*** Opening STUDY MATERIAL ***
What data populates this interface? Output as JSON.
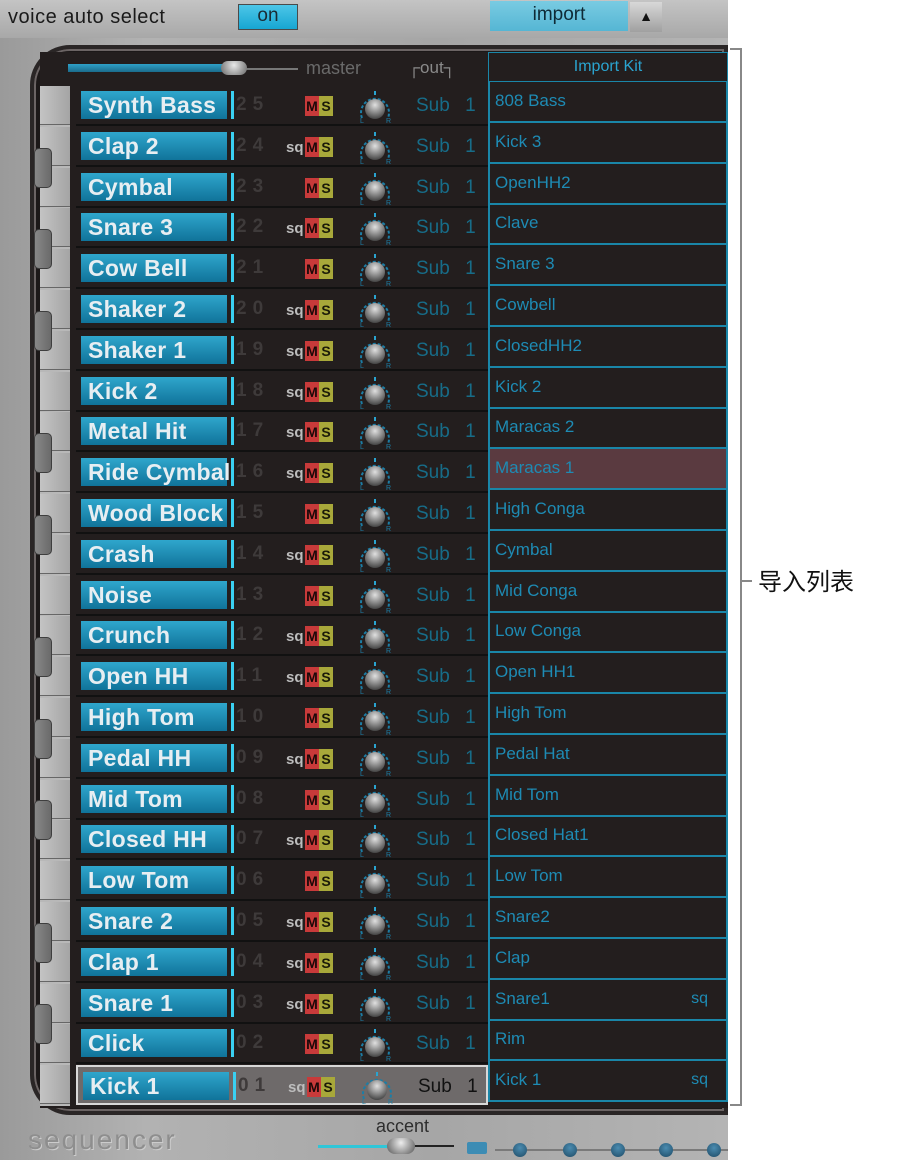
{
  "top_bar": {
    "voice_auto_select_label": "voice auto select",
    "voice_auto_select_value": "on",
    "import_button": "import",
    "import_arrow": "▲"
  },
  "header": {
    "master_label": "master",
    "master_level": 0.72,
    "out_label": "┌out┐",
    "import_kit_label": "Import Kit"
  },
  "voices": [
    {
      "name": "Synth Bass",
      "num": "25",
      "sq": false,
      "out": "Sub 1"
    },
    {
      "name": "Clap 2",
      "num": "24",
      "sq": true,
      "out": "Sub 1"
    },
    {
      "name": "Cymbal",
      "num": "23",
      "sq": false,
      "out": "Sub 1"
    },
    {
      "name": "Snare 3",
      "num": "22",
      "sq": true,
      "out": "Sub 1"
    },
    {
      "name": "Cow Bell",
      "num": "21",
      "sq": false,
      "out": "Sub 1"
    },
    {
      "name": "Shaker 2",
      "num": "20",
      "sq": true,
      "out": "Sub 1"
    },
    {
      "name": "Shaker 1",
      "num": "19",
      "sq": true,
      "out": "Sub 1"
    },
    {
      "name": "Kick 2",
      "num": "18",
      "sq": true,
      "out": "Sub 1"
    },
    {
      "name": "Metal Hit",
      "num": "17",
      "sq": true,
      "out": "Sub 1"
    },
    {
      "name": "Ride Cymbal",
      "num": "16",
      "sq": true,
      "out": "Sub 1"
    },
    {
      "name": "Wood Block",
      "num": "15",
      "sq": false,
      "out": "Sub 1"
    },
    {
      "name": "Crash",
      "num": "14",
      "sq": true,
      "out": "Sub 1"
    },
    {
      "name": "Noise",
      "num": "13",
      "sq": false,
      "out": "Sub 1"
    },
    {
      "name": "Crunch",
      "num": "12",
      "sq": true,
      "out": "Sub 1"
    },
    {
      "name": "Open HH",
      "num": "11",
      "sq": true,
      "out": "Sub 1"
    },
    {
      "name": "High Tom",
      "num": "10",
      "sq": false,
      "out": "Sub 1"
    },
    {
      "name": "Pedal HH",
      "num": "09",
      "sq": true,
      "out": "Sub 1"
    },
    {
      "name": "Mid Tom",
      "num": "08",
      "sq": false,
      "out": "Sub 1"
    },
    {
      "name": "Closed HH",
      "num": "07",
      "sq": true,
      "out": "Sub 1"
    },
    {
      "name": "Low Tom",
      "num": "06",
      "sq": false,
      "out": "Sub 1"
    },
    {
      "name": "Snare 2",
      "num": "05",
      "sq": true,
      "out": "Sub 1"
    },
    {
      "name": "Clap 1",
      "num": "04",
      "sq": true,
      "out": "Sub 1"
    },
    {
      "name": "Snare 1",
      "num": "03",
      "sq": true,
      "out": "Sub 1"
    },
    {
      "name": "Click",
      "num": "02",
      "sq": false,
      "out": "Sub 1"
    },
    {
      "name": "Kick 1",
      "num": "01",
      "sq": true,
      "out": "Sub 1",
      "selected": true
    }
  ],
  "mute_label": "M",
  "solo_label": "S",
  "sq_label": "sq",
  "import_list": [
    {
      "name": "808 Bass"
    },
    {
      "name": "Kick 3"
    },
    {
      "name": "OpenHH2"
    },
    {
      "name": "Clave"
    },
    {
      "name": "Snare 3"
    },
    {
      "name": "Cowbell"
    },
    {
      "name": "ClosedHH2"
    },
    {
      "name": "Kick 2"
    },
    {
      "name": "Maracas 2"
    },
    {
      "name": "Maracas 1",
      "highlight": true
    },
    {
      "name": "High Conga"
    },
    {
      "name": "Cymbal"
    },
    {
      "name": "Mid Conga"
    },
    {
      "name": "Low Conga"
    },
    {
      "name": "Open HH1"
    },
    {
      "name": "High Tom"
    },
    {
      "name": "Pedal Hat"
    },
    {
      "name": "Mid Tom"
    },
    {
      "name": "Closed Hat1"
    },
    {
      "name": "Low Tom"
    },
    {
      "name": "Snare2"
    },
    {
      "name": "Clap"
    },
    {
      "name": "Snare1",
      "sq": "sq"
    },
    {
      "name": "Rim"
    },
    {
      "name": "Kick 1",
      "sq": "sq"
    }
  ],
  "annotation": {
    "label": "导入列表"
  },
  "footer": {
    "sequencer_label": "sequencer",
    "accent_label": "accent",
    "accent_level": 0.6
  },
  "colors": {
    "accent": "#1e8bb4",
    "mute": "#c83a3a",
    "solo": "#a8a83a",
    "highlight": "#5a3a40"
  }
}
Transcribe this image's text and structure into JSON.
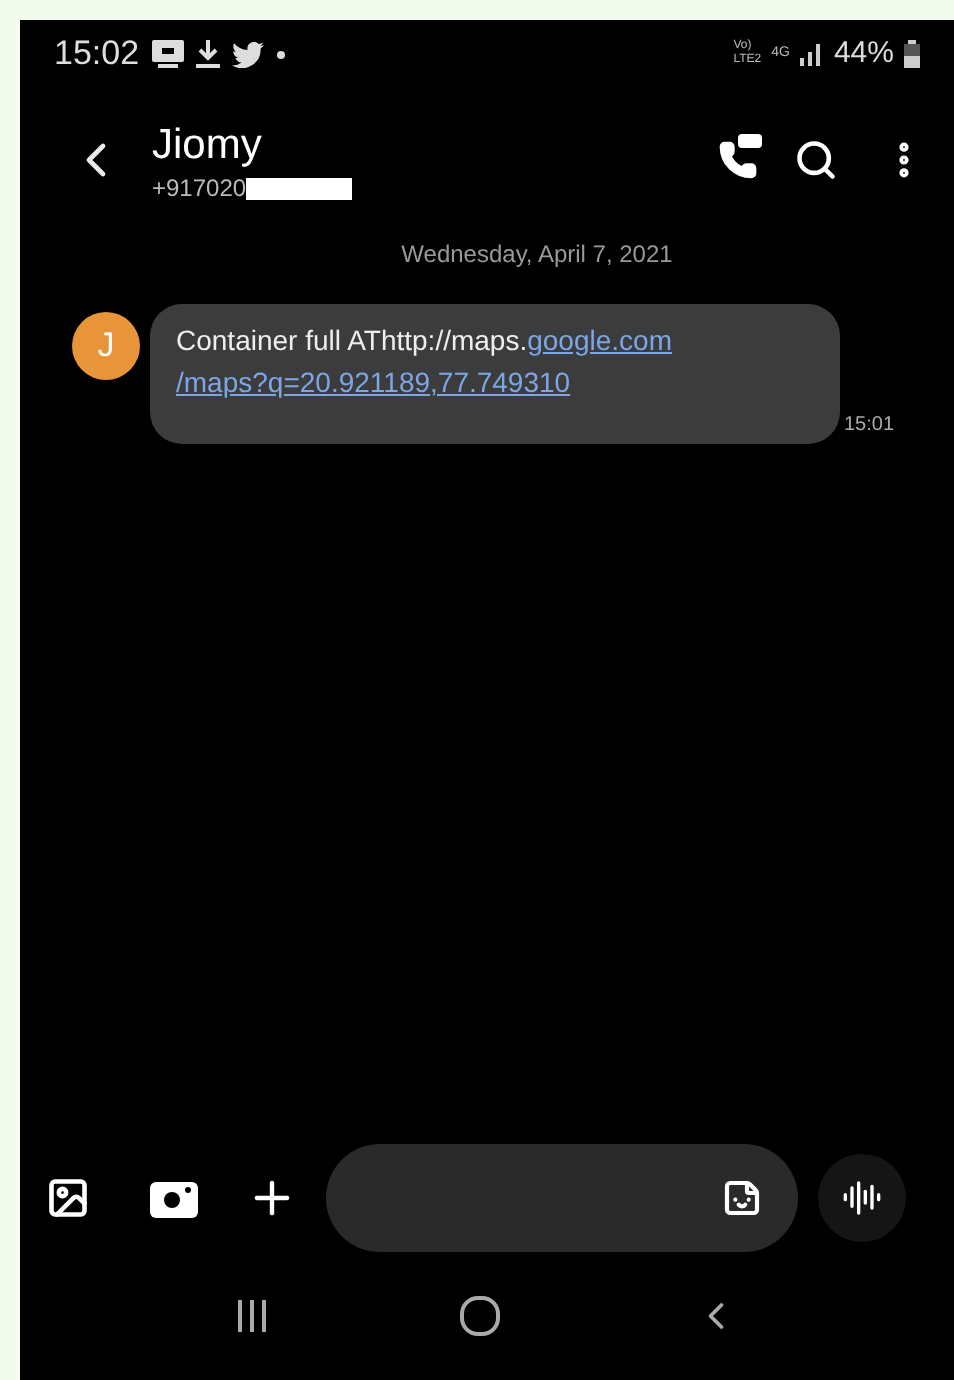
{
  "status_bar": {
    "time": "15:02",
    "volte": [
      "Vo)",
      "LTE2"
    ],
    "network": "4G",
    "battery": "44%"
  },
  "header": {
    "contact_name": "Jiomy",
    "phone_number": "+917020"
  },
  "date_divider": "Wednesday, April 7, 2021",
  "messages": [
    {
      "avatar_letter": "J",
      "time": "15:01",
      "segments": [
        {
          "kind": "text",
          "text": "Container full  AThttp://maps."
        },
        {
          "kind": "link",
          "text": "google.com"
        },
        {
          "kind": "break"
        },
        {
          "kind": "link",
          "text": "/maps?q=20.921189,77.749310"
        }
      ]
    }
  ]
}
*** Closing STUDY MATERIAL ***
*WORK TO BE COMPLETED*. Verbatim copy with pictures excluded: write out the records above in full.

*SOLUTION FOR THIS PROBLEM*.
What data populates this interface? Output as JSON.
{
  "top_bar": {
    "voice_auto_select_label": "voice auto select",
    "voice_auto_select_value": "on",
    "import_button": "import",
    "import_arrow": "▲"
  },
  "header": {
    "master_label": "master",
    "master_level": 0.72,
    "out_label": "┌out┐",
    "import_kit_label": "Import Kit"
  },
  "voices": [
    {
      "name": "Synth Bass",
      "num": "25",
      "sq": false,
      "out": "Sub 1"
    },
    {
      "name": "Clap 2",
      "num": "24",
      "sq": true,
      "out": "Sub 1"
    },
    {
      "name": "Cymbal",
      "num": "23",
      "sq": false,
      "out": "Sub 1"
    },
    {
      "name": "Snare 3",
      "num": "22",
      "sq": true,
      "out": "Sub 1"
    },
    {
      "name": "Cow Bell",
      "num": "21",
      "sq": false,
      "out": "Sub 1"
    },
    {
      "name": "Shaker 2",
      "num": "20",
      "sq": true,
      "out": "Sub 1"
    },
    {
      "name": "Shaker 1",
      "num": "19",
      "sq": true,
      "out": "Sub 1"
    },
    {
      "name": "Kick 2",
      "num": "18",
      "sq": true,
      "out": "Sub 1"
    },
    {
      "name": "Metal Hit",
      "num": "17",
      "sq": true,
      "out": "Sub 1"
    },
    {
      "name": "Ride Cymbal",
      "num": "16",
      "sq": true,
      "out": "Sub 1"
    },
    {
      "name": "Wood Block",
      "num": "15",
      "sq": false,
      "out": "Sub 1"
    },
    {
      "name": "Crash",
      "num": "14",
      "sq": true,
      "out": "Sub 1"
    },
    {
      "name": "Noise",
      "num": "13",
      "sq": false,
      "out": "Sub 1"
    },
    {
      "name": "Crunch",
      "num": "12",
      "sq": true,
      "out": "Sub 1"
    },
    {
      "name": "Open HH",
      "num": "11",
      "sq": true,
      "out": "Sub 1"
    },
    {
      "name": "High Tom",
      "num": "10",
      "sq": false,
      "out": "Sub 1"
    },
    {
      "name": "Pedal HH",
      "num": "09",
      "sq": true,
      "out": "Sub 1"
    },
    {
      "name": "Mid Tom",
      "num": "08",
      "sq": false,
      "out": "Sub 1"
    },
    {
      "name": "Closed HH",
      "num": "07",
      "sq": true,
      "out": "Sub 1"
    },
    {
      "name": "Low Tom",
      "num": "06",
      "sq": false,
      "out": "Sub 1"
    },
    {
      "name": "Snare 2",
      "num": "05",
      "sq": true,
      "out": "Sub 1"
    },
    {
      "name": "Clap 1",
      "num": "04",
      "sq": true,
      "out": "Sub 1"
    },
    {
      "name": "Snare 1",
      "num": "03",
      "sq": true,
      "out": "Sub 1"
    },
    {
      "name": "Click",
      "num": "02",
      "sq": false,
      "out": "Sub 1"
    },
    {
      "name": "Kick 1",
      "num": "01",
      "sq": true,
      "out": "Sub 1",
      "selected": true
    }
  ],
  "mute_label": "M",
  "solo_label": "S",
  "sq_label": "sq",
  "import_list": [
    {
      "name": "808 Bass"
    },
    {
      "name": "Kick 3"
    },
    {
      "name": "OpenHH2"
    },
    {
      "name": "Clave"
    },
    {
      "name": "Snare 3"
    },
    {
      "name": "Cowbell"
    },
    {
      "name": "ClosedHH2"
    },
    {
      "name": "Kick 2"
    },
    {
      "name": "Maracas 2"
    },
    {
      "name": "Maracas 1",
      "highlight": true
    },
    {
      "name": "High Conga"
    },
    {
      "name": "Cymbal"
    },
    {
      "name": "Mid Conga"
    },
    {
      "name": "Low Conga"
    },
    {
      "name": "Open HH1"
    },
    {
      "name": "High Tom"
    },
    {
      "name": "Pedal Hat"
    },
    {
      "name": "Mid Tom"
    },
    {
      "name": "Closed Hat1"
    },
    {
      "name": "Low Tom"
    },
    {
      "name": "Snare2"
    },
    {
      "name": "Clap"
    },
    {
      "name": "Snare1",
      "sq": "sq"
    },
    {
      "name": "Rim"
    },
    {
      "name": "Kick 1",
      "sq": "sq"
    }
  ],
  "annotation": {
    "label": "导入列表"
  },
  "footer": {
    "sequencer_label": "sequencer",
    "accent_label": "accent",
    "accent_level": 0.6
  },
  "colors": {
    "accent": "#1e8bb4",
    "mute": "#c83a3a",
    "solo": "#a8a83a",
    "highlight": "#5a3a40"
  }
}
Transcribe this image's text and structure into JSON.
{
  "status_bar": {
    "time": "15:02",
    "volte": [
      "Vo)",
      "LTE2"
    ],
    "network": "4G",
    "battery": "44%"
  },
  "header": {
    "contact_name": "Jiomy",
    "phone_number": "+917020"
  },
  "date_divider": "Wednesday, April 7, 2021",
  "messages": [
    {
      "avatar_letter": "J",
      "time": "15:01",
      "segments": [
        {
          "kind": "text",
          "text": "Container full  AThttp://maps."
        },
        {
          "kind": "link",
          "text": "google.com"
        },
        {
          "kind": "break"
        },
        {
          "kind": "link",
          "text": "/maps?q=20.921189,77.749310"
        }
      ]
    }
  ]
}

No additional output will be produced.